We have been thinking if you see cause to make some addition to the old house ¹ or build a new one, we will help you along with it when we get home. The reason why we write is that if you should all be well, you can be making some arrangements for the same as it takes time to build to advantage such as getting timber for joists, studs &c. & for the frame. There is nothing like having everything ready when a job is to be completed. When commencing the plan, you can adopt as you please for your own convenience. Brother Ammi has drawn a plan up. He puts it in [the letter so you] can see what his views is. But I think some other plan would be as convenient & less expensive – or at least not as long as he has drew the plan. I have been thinking it might be best to take away the east part of the old house & build on two stories high – large enough for convenience but I am a poor hand to plan when so far away from the spot & an old house in the way. If you see cause to go ahead with it, we will try to see you and help you along with the same next summer. If nothing more than we know it takes place between now and that time in any shape, you shall see cause to build. Write us on the subject in answer to this and all the news. Sister Lucy Ann, we would like to hear all the news from you and the young folks in Avon if any left & return our compliments to any that may be deserving the same. Let us know what you intend doing this winter & brother also. Write us a long letter. This 24 November 1841. A. G. & D. D. Derren
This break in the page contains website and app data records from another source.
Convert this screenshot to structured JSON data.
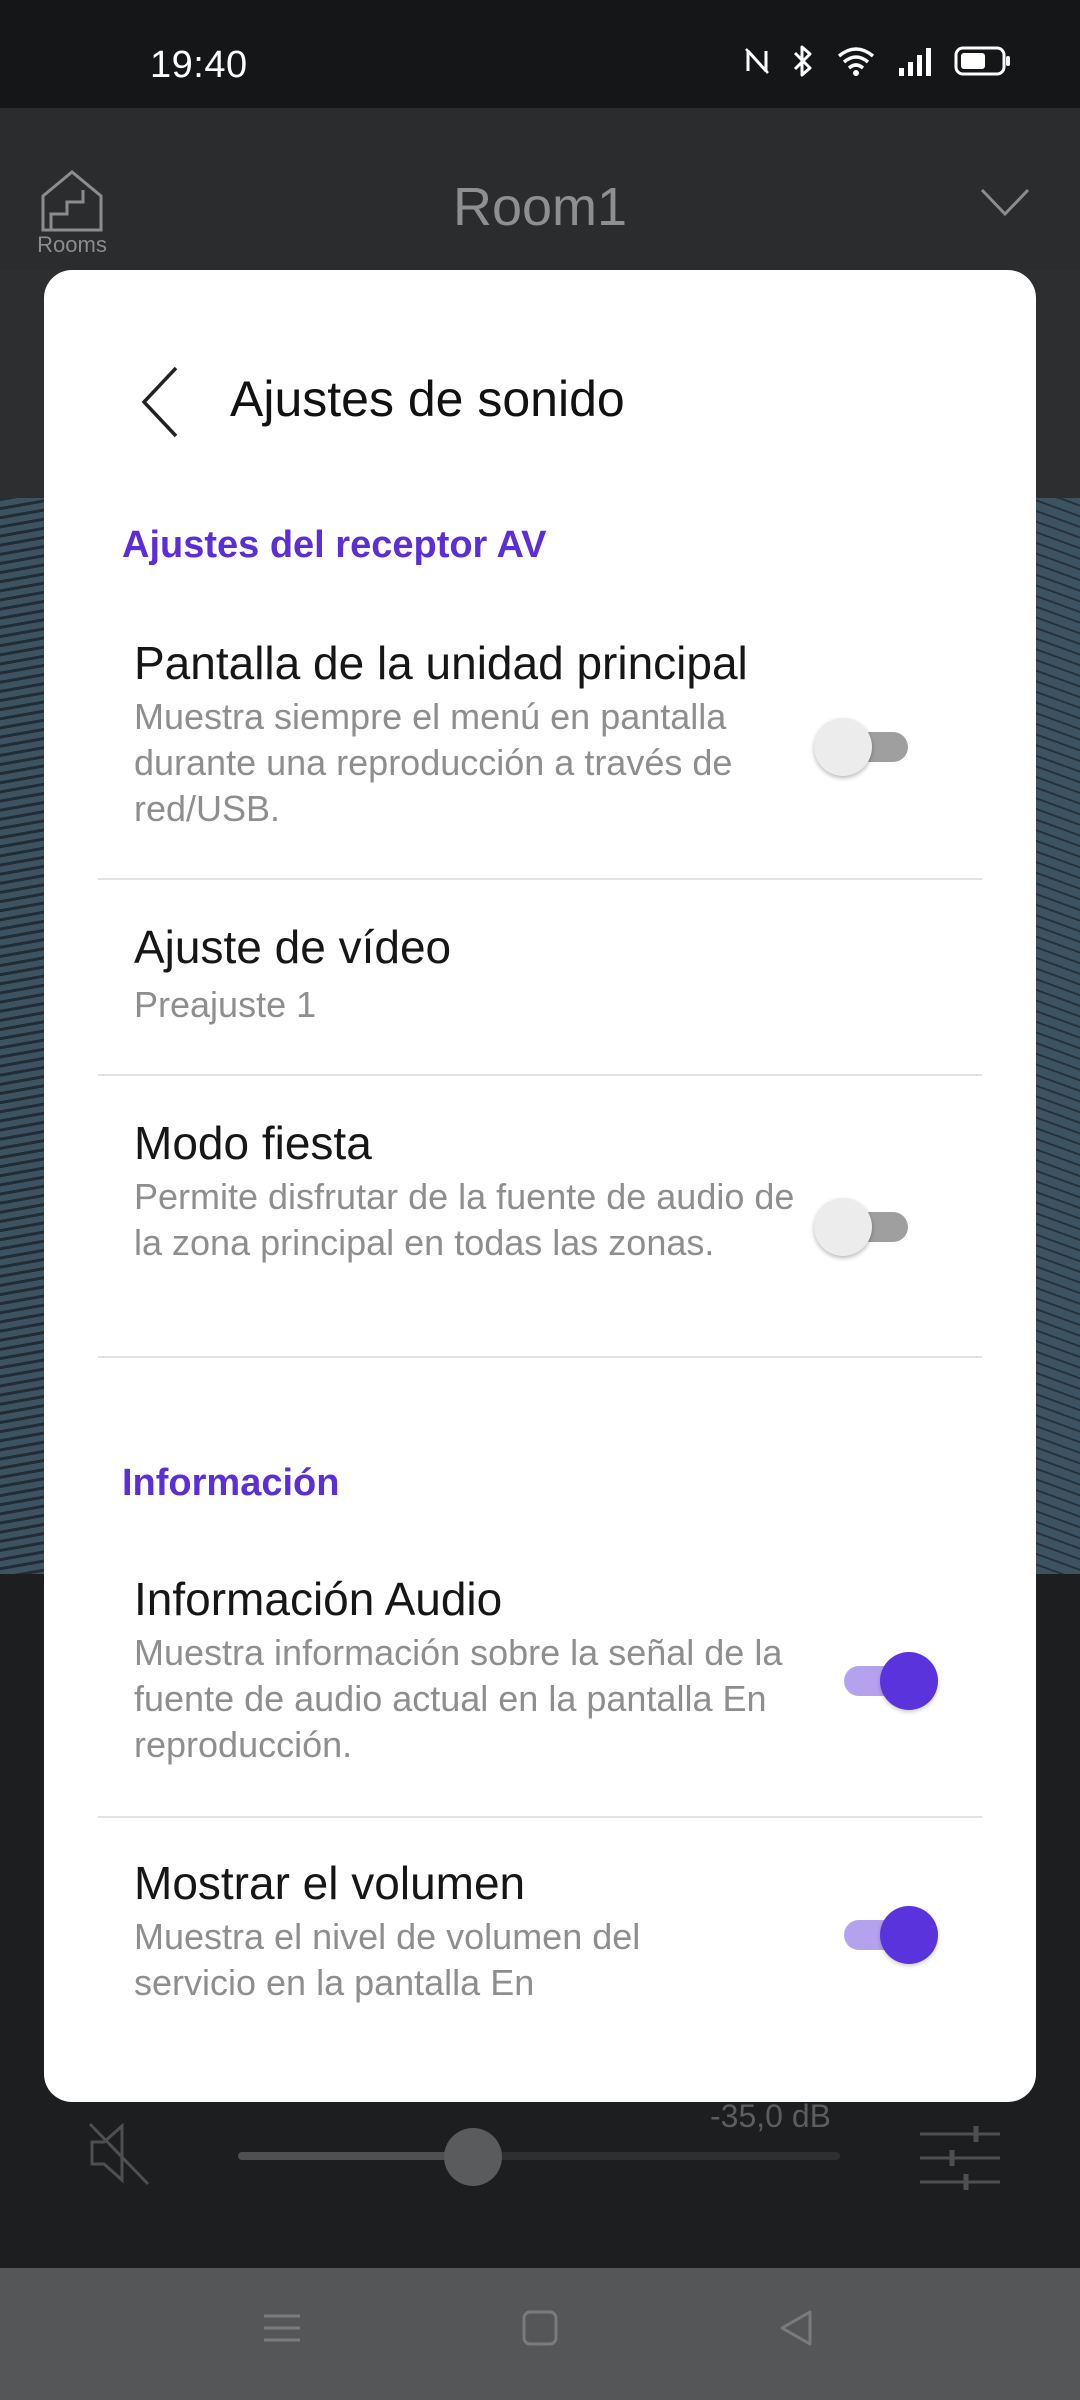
{
  "status_bar": {
    "time": "19:40"
  },
  "app_header": {
    "rooms_label": "Rooms",
    "title": "Room1"
  },
  "player": {
    "volume": "-35,0 dB",
    "volume_level": 0.39
  },
  "modal": {
    "title": "Ajustes de sonido",
    "sections": [
      {
        "title": "Ajustes del receptor AV",
        "rows": [
          {
            "title": "Pantalla de la unidad principal",
            "desc": "Muestra siempre el menú en pantalla durante una reproducción a través de red/USB.",
            "toggle": false
          },
          {
            "title": "Ajuste de vídeo",
            "desc": "Preajuste 1"
          },
          {
            "title": "Modo fiesta",
            "desc": "Permite disfrutar de la fuente de audio de la zona principal en todas las zonas.",
            "toggle": false
          }
        ]
      },
      {
        "title": "Información",
        "rows": [
          {
            "title": "Información Audio",
            "desc": "Muestra información sobre la señal de la fuente de audio actual en la pantalla En reproducción.",
            "toggle": true
          },
          {
            "title": "Mostrar el volumen",
            "desc": "Muestra el nivel de volumen del servicio en la pantalla En",
            "toggle": true
          }
        ]
      }
    ]
  },
  "colors": {
    "accent": "#5a33dc",
    "section_title": "#5b2ed8",
    "toggle_on_track": "#b5a2ee"
  }
}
Direct to Bentonville, Benton Co., Arkansas.
¹ Following publication of this letter on this blogsite, I was contacted by Terri Wilson on behalf of the Avon Historical Society who informed me that the house mentioned in this letter was actually being restored. They believe the original construction occurred about 1810; it is one of three Derren (now Derrin) houses in Avon. The other 2 Derrin houses are similar to it and are just north and south, but those are private residences with a totally different look although the interior layout is the same.
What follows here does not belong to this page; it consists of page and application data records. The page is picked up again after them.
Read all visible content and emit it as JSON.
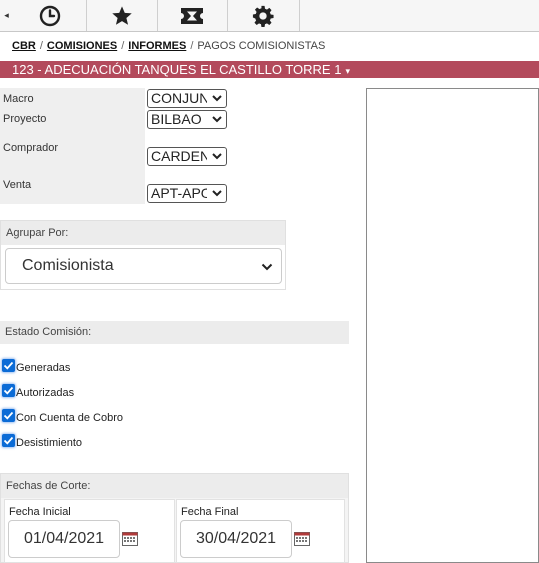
{
  "toolbar": {
    "collapse_arrow": "◂",
    "icons": [
      "clock-icon",
      "star-icon",
      "ticket-icon",
      "gear-icon"
    ]
  },
  "breadcrumb": {
    "items": [
      "CBR",
      "COMISIONES",
      "INFORMES"
    ],
    "separator": "/",
    "current": "PAGOS COMISIONISTAS"
  },
  "project": {
    "title": "123 - ADECUACIÓN TANQUES EL CASTILLO TORRE 1",
    "caret": "▾",
    "color": "#b34a5c"
  },
  "filters": {
    "macro": {
      "label": "Macro",
      "value": "CONJUNTO"
    },
    "proyecto": {
      "label": "Proyecto",
      "value": "BILBAO"
    },
    "comprador": {
      "label": "Comprador",
      "value": "CARDENAS"
    },
    "venta": {
      "label": "Venta",
      "value": "APT-APO"
    }
  },
  "agrupar": {
    "heading": "Agrupar Por:",
    "value": "Comisionista"
  },
  "estado": {
    "heading": "Estado Comisión:",
    "options": [
      {
        "label": "Generadas",
        "checked": true
      },
      {
        "label": "Autorizadas",
        "checked": true
      },
      {
        "label": "Con Cuenta de Cobro",
        "checked": true
      },
      {
        "label": "Desistimiento",
        "checked": true
      }
    ]
  },
  "fechas": {
    "heading": "Fechas de Corte:",
    "inicial": {
      "label": "Fecha Inicial",
      "value": "01/04/2021"
    },
    "final": {
      "label": "Fecha Final",
      "value": "30/04/2021"
    }
  },
  "colors": {
    "checkbox": "#0b6bd6",
    "toolbar_bg": "#f6f6f6"
  }
}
Terri wrote me that, “This house was just a simple farmhouse when we took it over 18 years ago from the State of Connecticut. The reason it was with them is because across the street, since 1954, is the First Co. Governor’s Horse Guard (oldest calvary unit still in existence in the US) and this house was their caretaker house until we got it on a lease to restore it. It is leased to use for decades at $1 a year. When we got it, as you can imagine, it was a total mess. That is why we were able to get a lease on it because the State was ready to demolish it. What you see today was done almost completely by volunteer help and some funding. The state did give us a matching grant for the roof replacement. We are still working on it but 3 summers ago we were finally able to open the first floor to visitors in the summer. It has a variety of donated furnishings that make it a true farmhouse of the mid-19th century.”
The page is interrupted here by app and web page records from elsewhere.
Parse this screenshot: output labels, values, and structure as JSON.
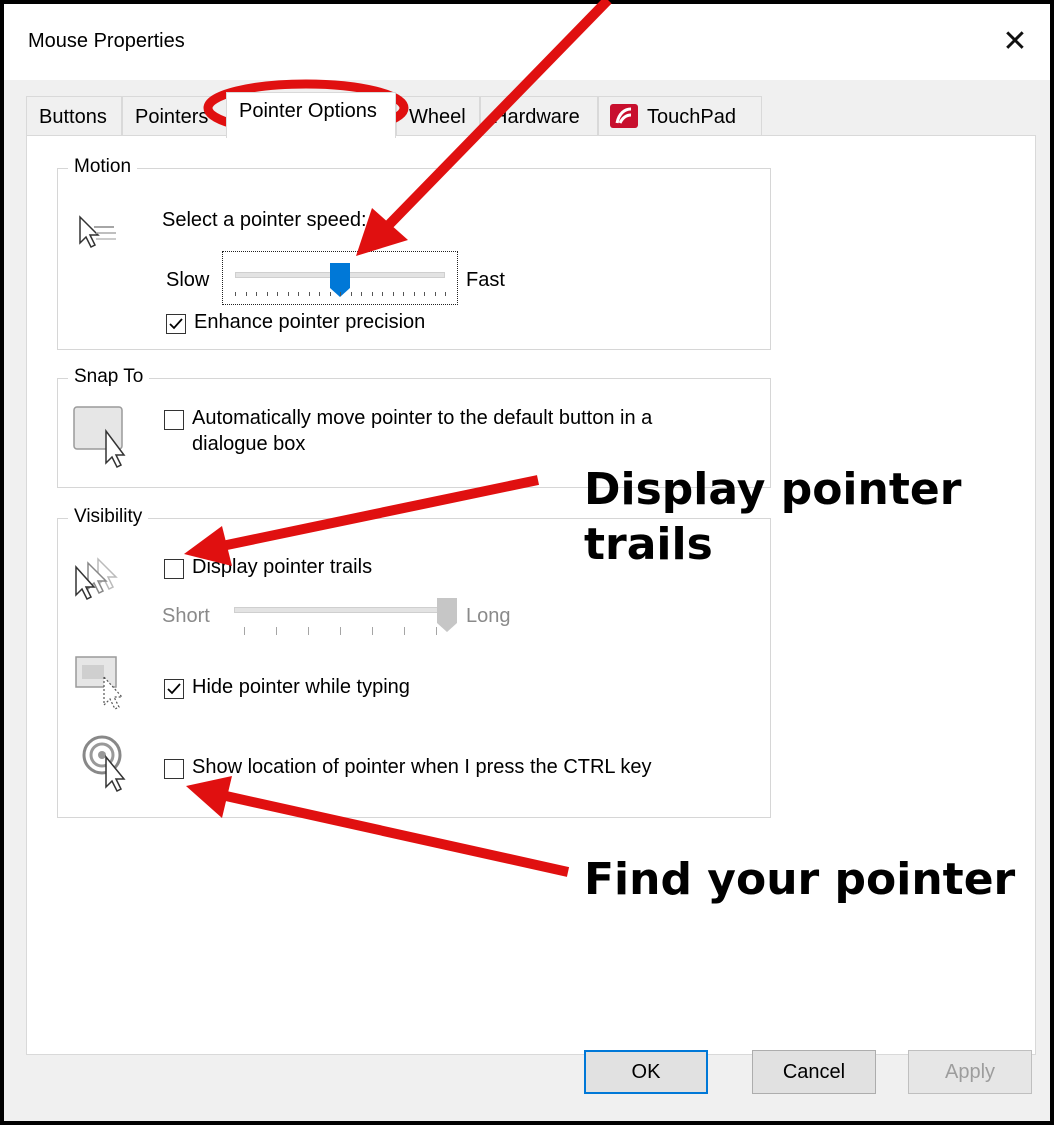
{
  "window": {
    "title": "Mouse Properties",
    "close_glyph": "✕"
  },
  "tabs": [
    {
      "label": "Buttons"
    },
    {
      "label": "Pointers"
    },
    {
      "label": "Pointer Options",
      "active": true
    },
    {
      "label": "Wheel"
    },
    {
      "label": "Hardware"
    },
    {
      "label": "TouchPad",
      "icon": "touchpad-icon"
    }
  ],
  "motion": {
    "legend": "Motion",
    "speed_label": "Select a pointer speed:",
    "slow_label": "Slow",
    "fast_label": "Fast",
    "speed_value": 0.5,
    "enhance_label": "Enhance pointer precision",
    "enhance_checked": true
  },
  "snap_to": {
    "legend": "Snap To",
    "auto_move_line1": "Automatically move pointer to the default button in a",
    "auto_move_line2": "dialogue box",
    "auto_move_checked": false
  },
  "visibility": {
    "legend": "Visibility",
    "trails_label": "Display pointer trails",
    "trails_checked": false,
    "short_label": "Short",
    "long_label": "Long",
    "trail_length_value": 1.0,
    "hide_typing_label": "Hide pointer while typing",
    "hide_typing_checked": true,
    "show_ctrl_label": "Show location of pointer when I press the CTRL key",
    "show_ctrl_checked": false
  },
  "buttons": {
    "ok": "OK",
    "cancel": "Cancel",
    "apply": "Apply"
  },
  "annotations": {
    "trails_callout_line1": "Display pointer",
    "trails_callout_line2": "trails",
    "find_callout": "Find your pointer"
  },
  "colors": {
    "accent": "#0078d7",
    "annotation": "#e01010",
    "touchpad_icon": "#c8102e"
  }
}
She added that, “The reason we think that letter is the match for this house is because someone this year did a genealogy of the family (which is very extensive) and traced this house directly to the names in the letter, so we are fairly sure it was their’s. Town records of that time are very scanty, so we are going by these documents, not theirs.”